Q. I recently had some test done in the emergency Room (ER) and one of the test said I have a nominal subsegmental atelectasis in left lower lung but there is no free air or free fluid in the pleural space what does this mean?


A. Dear Gary, It means that just that a small portion of your lung is collapsed. This should clear, or else it needs further investigation.

Dr. Tom

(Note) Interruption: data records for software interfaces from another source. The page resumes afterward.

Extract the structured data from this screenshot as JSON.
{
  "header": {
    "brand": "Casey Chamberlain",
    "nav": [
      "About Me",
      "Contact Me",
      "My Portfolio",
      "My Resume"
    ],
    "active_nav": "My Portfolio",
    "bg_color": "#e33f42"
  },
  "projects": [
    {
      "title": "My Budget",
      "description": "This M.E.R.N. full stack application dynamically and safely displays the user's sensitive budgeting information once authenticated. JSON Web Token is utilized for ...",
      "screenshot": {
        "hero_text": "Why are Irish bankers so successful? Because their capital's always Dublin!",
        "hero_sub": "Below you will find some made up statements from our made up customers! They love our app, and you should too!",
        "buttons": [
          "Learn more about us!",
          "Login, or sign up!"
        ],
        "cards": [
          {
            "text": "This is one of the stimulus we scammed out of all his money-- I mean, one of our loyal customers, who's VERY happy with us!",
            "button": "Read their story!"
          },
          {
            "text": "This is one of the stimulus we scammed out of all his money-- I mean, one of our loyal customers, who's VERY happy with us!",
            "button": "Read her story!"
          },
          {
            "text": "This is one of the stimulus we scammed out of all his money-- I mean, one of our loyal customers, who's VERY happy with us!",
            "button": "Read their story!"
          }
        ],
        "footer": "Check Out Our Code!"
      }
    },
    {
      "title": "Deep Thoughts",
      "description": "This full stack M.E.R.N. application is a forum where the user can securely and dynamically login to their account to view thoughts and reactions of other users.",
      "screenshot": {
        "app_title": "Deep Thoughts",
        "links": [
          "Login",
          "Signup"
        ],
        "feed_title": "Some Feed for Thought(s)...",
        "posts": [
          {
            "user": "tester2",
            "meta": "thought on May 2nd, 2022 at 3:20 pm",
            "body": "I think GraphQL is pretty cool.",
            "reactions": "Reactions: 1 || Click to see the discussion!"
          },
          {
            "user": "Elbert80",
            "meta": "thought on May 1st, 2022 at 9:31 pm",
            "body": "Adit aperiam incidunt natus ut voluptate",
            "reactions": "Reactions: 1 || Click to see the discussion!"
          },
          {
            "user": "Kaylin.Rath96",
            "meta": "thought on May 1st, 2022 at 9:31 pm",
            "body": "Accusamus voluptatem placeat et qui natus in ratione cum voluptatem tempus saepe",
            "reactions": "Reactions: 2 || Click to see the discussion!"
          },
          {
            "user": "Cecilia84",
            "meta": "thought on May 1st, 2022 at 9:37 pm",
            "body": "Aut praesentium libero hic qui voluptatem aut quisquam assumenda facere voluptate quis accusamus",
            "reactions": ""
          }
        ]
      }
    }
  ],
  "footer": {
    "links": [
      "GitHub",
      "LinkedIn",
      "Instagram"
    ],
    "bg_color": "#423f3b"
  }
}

Could My Bad Lungs Cause Circulation Problems in Hands?
Q. I have problems with circulation; hands turn white and feel like they are really stiff also at night and sleeping.
I had blood clots in lungs healed up now. I have gained a lot of weight but not on any steroid now but have taken some inhaled     Have test taken for heart all of them they are ok. Doctor said bad lungs.
Is this feeling of stiffness from my bad lungs? Also have it in other parts of body stiff to extreme stiffness. Thanks for your comments on this. You are a caring doctor, I can tell.


A. Dear Carol, There are diseases of the connective tissue that also involve the lungs. These are the so-called collagen diseases of which rheumatoid arthritis is one. I am only guessing here. Better see a pulmonologist to sort this out.

Dr. Tom 

When and If I should Get a Repeat Scan?
Q. I am a 47 year-old female former smoker. My CT scan of thorax reads as follows: 1.The study is essentially unremarkable. two. Lungs are somewhat hyperinflated. Minimal juxta pleural thickening posteriorly left upper lobe, most likely post inflammatory in nature. 3. Possibility of a very tiny nodule 1-2mm posteriorly right mid lung area four.No acute cardiopulmonary disease,
My chest x-ray is negative (no abnormalities) and I have no other symptoms. I have conflicting information on having repeat scan.
My question is when/if should CT scan be repeated? How likely is lung cancer? Very upset.


A. Dear K., The results of your study are not alarming. It is very unlikely that a small cancer is present. I suggest a follow up CT in six months, just to be sure.

Dr. Tom 

2024 American Association for Respiratory Care